These are wise words from Chris Rock, words that bring to mind the point often made by Ta-Nehisi Coates, among others: that while race may be a construct, this doesn’t change the all-too-clear reality of racism.
I attended a rally last week in Athens, Georgia, expressing unity with the protestors in Ferguson after the failure to indict Darren Wilson. People gathered peacefully, even quietly, and held up signs. The protestors stood in quiet conversations, some with candles, some with children in arms, a mix of white and black and Latina/o.
The first speaker to address the crowd was Alvin Sheets, president of our local NAACP chapter. He thanked us for standing with the people of Ferguson and reminded us of the plight of black Americans, both recently and throughout U.S. history, and the great poverty that many in our own community face. As Sheets’s speech drew to a close, he turned to religion: he expressed his belief that the church needs revival.
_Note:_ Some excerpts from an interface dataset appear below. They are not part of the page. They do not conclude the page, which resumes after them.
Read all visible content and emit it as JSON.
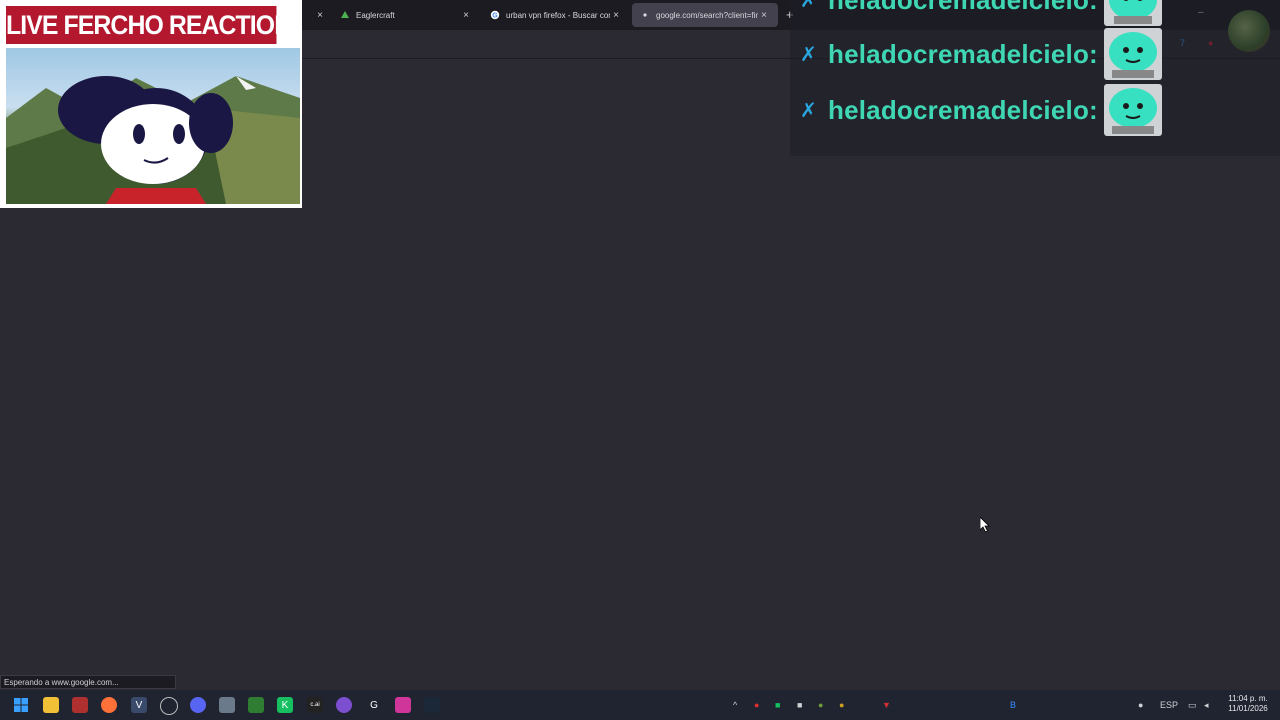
{
  "browser": {
    "tabs": [
      {
        "title": "Eaglercraft",
        "favicon": "eaglercraft-icon",
        "active": false
      },
      {
        "title": "urban vpn firefox - Buscar con G",
        "favicon": "google-icon",
        "active": false
      },
      {
        "title": "google.com/search?client=firef",
        "favicon": "loading-dot-icon",
        "active": true
      }
    ],
    "new_tab_label": "+",
    "close_glyph": "×",
    "window_controls": {
      "minimize": "–"
    }
  },
  "overlay": {
    "title": "LIVE FERCHO REACTION"
  },
  "chat": {
    "messages": [
      {
        "user": "heladocremadelcielo:",
        "badge": "sword-icon",
        "emote": "robot-emote"
      },
      {
        "user": "heladocremadelcielo:",
        "badge": "sword-icon",
        "emote": "robot-emote"
      },
      {
        "user": "heladocremadelcielo:",
        "badge": "sword-icon",
        "emote": "robot-emote"
      }
    ],
    "colors": {
      "username": "#3fd6b4",
      "badge": "#2aa7e0"
    }
  },
  "status_bar": {
    "text": "Esperando a www.google.com..."
  },
  "taskbar": {
    "language": "ESP",
    "time": "11:04 p. m.",
    "date": "11/01/2026"
  }
}
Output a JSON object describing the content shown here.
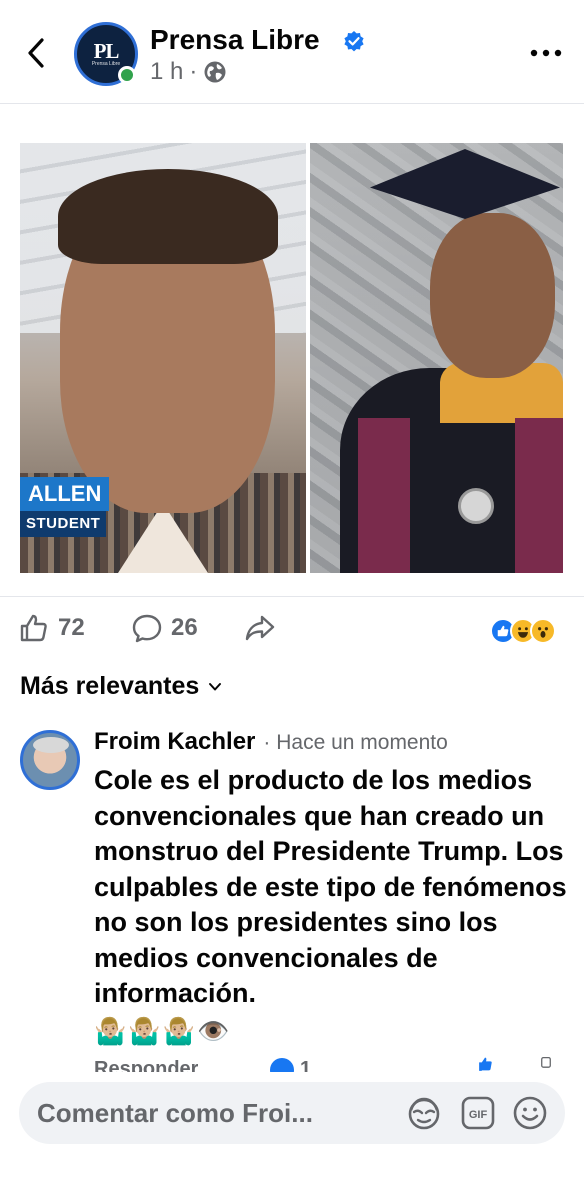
{
  "header": {
    "page_name": "Prensa Libre",
    "time": "1 h",
    "separator": "·",
    "avatar_initials": "PL",
    "avatar_subtitle": "Prensa Libre",
    "icons": [
      "back-chevron-icon",
      "verified-badge-icon",
      "globe-icon",
      "more-options-icon"
    ]
  },
  "post_image": {
    "left_caption_name": "ALLEN",
    "left_caption_role": "STUDENT"
  },
  "post_actions": {
    "like_count": "72",
    "comment_count": "26",
    "reactions": [
      "like",
      "haha",
      "wow"
    ]
  },
  "comments_filter": {
    "label": "Más relevantes"
  },
  "comment": {
    "author": "Froim Kachler",
    "time": "· Hace un momento",
    "text": "Cole es el producto de los medios convencionales que han creado un monstruo del Presidente Trump.  Los culpables de este tipo de fenómenos no son los presidentes sino los medios convencionales de información.",
    "emoji": "🤷🏼‍♂️🤷🏼‍♂️🤷🏼‍♂️👁️",
    "reply_label": "Responder",
    "reaction_count": "1"
  },
  "composer": {
    "placeholder": "Comentar como Froi..."
  },
  "colors": {
    "accent": "#1877f2",
    "secondary_text": "#65676b",
    "online": "#31a24c"
  }
}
If the nations of the world are to keep their pledge to combat climate change, vast amounts of fossil fuel—oil, coal, and even natural gas—must be left in the ground and sea, according to a new study published in the journal Nature. Over 90 percent of U.S. and Australian coal and almost all Canadian tar sands must remain unused, and none of the oil or gas in the Arctic can be used—if the global temperature rise is to be less than two degrees centigrade, as nations have agreed. In the modeling done by this study, the Middle East must keep underground an amount equivalent to Saudi Arabia’s entire reserves (Guardian, January 7).